Hear more from Dr Ray Costello this weekend, at his Black Soldiers at Waterloo talk at the International Slavery Museum – Saturday 24 October at 1pm. Part of our Black History Month 2015 event series.
7 October 2015 by Sarah
Liverpool journalist and author, Gary Shaw, writes for us ahead of his free talk at the International Slavery Museum on 10 October for Black History Month, on the rise and role of the colour bar in British boxing:
“Not a well-known aspect of sports history by academic, let alone popular historians, the rise and role of the colour bar in British boxing is a sorry tale of establishment resentment, colonial self-glorification and bureaucratic stubbornness that prevented a host of domestic fighters from competing for their own national titles as a professional due simply and sadly to the colour of their skin.
“Introduced almost in a fit of transatlantic pique by the semi-aristocratic owners and members of the National Sporting Club that ran British boxing at the time, the ban, informal at first but effective nevertheless, ran from 1911 until 1947, when pressure from papers, public and even Parliament forced the British Boxing Board of Control to repeal a clause they had embraced unquestionably on their formation as the governing body of the sport in 1929.

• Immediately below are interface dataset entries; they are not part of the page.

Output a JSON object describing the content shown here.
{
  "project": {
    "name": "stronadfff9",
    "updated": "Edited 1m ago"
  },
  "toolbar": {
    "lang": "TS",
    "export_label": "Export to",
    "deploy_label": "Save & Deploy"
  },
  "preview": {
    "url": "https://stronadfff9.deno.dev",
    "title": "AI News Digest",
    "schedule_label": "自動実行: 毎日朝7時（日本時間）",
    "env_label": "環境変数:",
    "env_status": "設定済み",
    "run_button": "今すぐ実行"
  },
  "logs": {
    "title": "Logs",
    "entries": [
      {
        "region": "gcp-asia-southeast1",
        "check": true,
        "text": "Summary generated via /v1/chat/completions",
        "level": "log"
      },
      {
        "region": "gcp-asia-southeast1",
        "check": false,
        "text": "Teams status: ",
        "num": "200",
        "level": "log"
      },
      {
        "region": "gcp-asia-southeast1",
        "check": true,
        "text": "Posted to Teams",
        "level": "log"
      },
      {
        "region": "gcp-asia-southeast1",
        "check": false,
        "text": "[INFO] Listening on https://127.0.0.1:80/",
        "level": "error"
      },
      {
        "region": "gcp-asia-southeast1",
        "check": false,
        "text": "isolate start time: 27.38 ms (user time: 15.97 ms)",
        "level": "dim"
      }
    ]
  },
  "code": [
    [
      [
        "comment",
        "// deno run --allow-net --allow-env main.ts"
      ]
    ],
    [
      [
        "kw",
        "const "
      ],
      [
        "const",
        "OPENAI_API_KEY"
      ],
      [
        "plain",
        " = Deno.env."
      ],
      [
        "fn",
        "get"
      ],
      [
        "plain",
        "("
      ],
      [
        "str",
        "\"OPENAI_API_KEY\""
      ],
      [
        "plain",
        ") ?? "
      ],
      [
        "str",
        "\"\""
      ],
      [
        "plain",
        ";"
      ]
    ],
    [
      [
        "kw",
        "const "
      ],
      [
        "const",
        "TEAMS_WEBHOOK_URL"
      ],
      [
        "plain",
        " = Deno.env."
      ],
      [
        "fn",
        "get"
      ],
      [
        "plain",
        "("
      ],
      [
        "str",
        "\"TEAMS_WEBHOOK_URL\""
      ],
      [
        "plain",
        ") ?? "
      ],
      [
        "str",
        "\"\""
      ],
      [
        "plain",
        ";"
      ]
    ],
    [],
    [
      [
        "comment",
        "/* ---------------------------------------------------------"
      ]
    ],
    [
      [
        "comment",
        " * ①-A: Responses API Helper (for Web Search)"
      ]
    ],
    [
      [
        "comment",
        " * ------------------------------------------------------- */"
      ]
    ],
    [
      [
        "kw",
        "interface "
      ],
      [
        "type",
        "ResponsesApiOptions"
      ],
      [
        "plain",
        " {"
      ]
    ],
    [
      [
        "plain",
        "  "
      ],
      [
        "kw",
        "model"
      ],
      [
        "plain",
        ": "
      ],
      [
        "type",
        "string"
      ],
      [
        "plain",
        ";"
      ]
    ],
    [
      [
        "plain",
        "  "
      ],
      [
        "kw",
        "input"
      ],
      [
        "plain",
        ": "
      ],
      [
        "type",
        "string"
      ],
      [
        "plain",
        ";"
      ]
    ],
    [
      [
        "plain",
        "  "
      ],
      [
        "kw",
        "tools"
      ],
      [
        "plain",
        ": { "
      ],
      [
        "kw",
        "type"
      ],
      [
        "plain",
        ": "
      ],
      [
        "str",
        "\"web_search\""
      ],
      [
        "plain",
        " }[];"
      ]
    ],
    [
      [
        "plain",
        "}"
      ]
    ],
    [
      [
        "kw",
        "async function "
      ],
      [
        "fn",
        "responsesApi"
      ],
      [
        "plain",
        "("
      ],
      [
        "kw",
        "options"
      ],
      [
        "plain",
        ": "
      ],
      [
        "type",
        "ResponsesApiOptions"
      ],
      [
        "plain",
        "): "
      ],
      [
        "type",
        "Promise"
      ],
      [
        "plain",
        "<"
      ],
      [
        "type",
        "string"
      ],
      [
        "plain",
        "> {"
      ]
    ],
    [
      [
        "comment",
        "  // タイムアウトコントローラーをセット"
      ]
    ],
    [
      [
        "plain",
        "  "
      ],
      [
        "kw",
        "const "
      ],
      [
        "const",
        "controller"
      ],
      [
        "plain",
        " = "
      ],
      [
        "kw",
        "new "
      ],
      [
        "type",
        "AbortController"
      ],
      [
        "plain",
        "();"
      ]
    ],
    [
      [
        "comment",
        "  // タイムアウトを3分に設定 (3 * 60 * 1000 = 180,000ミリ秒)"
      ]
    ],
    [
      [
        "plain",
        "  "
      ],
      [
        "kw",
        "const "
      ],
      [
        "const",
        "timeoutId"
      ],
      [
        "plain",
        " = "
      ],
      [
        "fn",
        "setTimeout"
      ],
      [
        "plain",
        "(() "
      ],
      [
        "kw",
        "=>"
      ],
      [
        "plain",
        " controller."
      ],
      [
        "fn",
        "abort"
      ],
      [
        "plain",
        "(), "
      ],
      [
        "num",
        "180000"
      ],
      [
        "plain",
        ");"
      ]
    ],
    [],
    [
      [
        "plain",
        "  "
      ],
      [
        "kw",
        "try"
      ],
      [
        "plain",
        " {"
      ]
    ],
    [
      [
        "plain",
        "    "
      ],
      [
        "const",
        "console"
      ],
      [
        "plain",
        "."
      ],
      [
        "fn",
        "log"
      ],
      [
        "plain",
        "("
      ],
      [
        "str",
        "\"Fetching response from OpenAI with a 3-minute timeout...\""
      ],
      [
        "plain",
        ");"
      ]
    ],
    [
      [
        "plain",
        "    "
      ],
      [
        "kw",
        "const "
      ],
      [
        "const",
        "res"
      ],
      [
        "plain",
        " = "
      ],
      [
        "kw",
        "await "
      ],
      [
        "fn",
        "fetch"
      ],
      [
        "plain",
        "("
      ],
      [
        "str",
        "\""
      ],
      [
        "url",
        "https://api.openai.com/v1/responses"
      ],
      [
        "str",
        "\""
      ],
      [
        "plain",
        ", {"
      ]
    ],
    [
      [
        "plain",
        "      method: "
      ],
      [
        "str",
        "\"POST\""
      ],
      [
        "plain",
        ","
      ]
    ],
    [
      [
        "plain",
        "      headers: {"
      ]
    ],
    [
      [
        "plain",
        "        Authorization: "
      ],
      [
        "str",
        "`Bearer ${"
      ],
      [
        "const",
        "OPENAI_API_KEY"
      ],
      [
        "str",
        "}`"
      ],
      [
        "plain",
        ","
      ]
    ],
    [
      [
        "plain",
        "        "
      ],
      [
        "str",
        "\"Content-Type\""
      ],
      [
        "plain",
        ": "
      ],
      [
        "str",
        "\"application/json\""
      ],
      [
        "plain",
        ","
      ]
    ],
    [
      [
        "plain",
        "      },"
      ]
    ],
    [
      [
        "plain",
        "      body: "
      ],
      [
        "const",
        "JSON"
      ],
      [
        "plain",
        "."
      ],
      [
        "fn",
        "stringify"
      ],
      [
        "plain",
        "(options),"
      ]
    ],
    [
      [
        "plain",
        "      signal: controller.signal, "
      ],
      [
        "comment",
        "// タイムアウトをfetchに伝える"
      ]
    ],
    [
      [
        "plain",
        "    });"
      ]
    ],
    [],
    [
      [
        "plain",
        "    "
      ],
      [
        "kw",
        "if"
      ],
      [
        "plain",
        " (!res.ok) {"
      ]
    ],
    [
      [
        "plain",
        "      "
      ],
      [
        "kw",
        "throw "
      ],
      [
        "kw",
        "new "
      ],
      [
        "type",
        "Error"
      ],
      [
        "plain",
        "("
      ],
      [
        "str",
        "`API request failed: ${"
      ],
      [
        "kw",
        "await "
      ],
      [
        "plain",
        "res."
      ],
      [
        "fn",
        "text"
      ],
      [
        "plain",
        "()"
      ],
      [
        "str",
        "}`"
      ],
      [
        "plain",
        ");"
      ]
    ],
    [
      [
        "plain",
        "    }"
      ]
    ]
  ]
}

“For almost four decades, Britain was aligned with South Africa as the only countries in the world that prohibited black fighters from becoming national champions in their own country. The ban continued throughout the First and Second World Wars – the self-evident and tragic contradiction of the latter being one of the main reasons why calls for it to be repealed became so vociferous from 1944 onwards.
“My presentation touches on all these aspects, showing how wider social, economic and political arguments were used to highlight both the reasoning behind the ban’s introduction, and the rationale for its eventual abolition. In so doing, I will showcase a number of key individuals who, up until now, have rarely been referred to by historians of Black culture in Britain as well as the wider, and ever expanding, sports historian network”.